The author interviewed Lee Boyce, who I don’t know personally but is on my Facebook friend list. I’m sure Lee is a fine trainer but he makes some erroneous assumptions regarding distance running creating “chronic pain and imbalances.” I’ll go with the research and advice of two biomechanics professors that revealed to me that running is actually protective as long as you’re not stupid about it and run through pain.
Boyce also exaggerates the role of caloric “after burn” (excess post-exercise oxygen consumption) of high-intensity exercise, which I’ve shown have been significantly overblown in articles here and here.
Another trainer interviewed for the piece was Dean Somerset, who I know to be a smart guy, who makes valid points in regards to the hormonal benefits of high-intensity work. I think the piece overstates their value in fat loss, however, as the critical component in losing weight is dietary adherence.
The author gives the caveat that boils down to If you really want to run, then fine, go ahead. But he doesn’t exactly sell it as viable option, especially with that title and the opening line of “Running is a crappy way to lose fat and an inferior way to boost cardiovascular health.”
Why do factually-challenged articles such as this exist? I don’t see running magazines telling people lifting weights is the worst thing ever. In fact, many runners laud the protective (and other) benefits of adding resistance training to their regimen. I interviewed Dr. Mike Joyner, a physician-researcher and expert in exercise physiology at the Mayo Clinic and who once ran a lightning fast 2:25 marathon, and his advice in regards to aerobic activity and weightlifting are: “Do both.”

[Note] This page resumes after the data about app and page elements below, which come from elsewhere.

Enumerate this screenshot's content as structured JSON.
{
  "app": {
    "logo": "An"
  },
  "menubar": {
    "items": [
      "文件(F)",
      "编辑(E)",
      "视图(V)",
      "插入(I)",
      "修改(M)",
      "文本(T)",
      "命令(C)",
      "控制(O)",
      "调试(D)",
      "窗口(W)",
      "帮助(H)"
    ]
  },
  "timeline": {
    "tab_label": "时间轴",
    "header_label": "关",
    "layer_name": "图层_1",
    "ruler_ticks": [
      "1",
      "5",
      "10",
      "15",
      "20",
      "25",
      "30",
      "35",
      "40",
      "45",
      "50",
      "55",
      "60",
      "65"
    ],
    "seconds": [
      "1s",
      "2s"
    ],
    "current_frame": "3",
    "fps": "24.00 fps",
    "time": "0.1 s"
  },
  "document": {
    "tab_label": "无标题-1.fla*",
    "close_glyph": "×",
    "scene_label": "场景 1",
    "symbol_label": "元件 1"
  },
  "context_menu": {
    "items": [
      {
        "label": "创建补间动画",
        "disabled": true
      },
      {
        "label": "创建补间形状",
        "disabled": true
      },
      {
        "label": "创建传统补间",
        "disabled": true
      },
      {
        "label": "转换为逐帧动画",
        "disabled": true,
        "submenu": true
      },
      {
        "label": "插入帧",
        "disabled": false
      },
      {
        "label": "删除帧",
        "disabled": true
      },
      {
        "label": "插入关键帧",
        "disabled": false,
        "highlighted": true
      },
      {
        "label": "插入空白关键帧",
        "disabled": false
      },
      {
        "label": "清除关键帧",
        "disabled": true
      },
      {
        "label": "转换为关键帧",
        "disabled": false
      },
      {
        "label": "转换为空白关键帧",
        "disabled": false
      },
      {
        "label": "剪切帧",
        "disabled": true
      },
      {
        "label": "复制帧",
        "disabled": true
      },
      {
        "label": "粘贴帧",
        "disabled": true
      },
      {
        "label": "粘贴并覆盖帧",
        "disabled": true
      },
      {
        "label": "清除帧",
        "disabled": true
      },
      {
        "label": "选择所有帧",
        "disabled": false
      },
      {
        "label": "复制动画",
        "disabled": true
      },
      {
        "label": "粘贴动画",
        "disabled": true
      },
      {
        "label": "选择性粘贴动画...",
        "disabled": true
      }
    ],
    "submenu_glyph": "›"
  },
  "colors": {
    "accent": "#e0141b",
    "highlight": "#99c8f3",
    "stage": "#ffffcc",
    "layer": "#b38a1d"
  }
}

They each have unique benefits. When it comes to growing old, as an example, aerobic activity keeps the organs healthy, and lifting weights keeps you from getting frail. I like doing both; I find them a great combination, and it is why trainers like Alex Viada advocate being a hybrid athlete.
I surmise that runners rarely rag on lifting because, as the author of the piece in question points out, we’re winning the popularity contest with running being the second most popular physical activity (after walking). We have nothing to gain by punching down. What’s more, there is a business model associated with lifting in terms of getting clicks, pushing supplements and selling personal training sessions that benefits from presenting the iron as the be-all, end-all of health and fitness.
If people only want to lift, there is nothing wrong with that. By itself, lifting, especially when some high-intensity circuits / sprinting is added into the mix, is great for the body. And as long as you take care with your nutrition such an approach can give you the physique you desire. Adding some running or other aerobic work into the mix does come with undeniable additional benefits, however.
My point is that trainers (and writers) need to stop dismissing exercises like running as “the worst way to get fit.” Instead, they should understand how to train runners with weights to help them resist injury and improve in their sport, and warn them about how running does not equal a license to eat. They can also warn runners to take care to not train through pain or risk getting hurt. That applies to any exercise.
And if you’re a runner looking to get into lifting, pick a trainer who respects your decision to be rapidly bipedal. If they start telling you running is useless, perhaps find another trainer.
For more information on this subject, read my Cardio vs. Weights Cheat Sheet.
James S. Fell is an internationally syndicated fitness columnist for the Chicago Tribune and author of Lose it Right: A Brutally Honest 3-Stage Program to Help You Get Fit and Lose Weight Without Losing Your Mind, published by Random House Canada. He also interviews celebrities about their fitness stories for the Los Angeles Times, and is head fitness columnist for AskMen.com and a regular contributor to Men’s Health.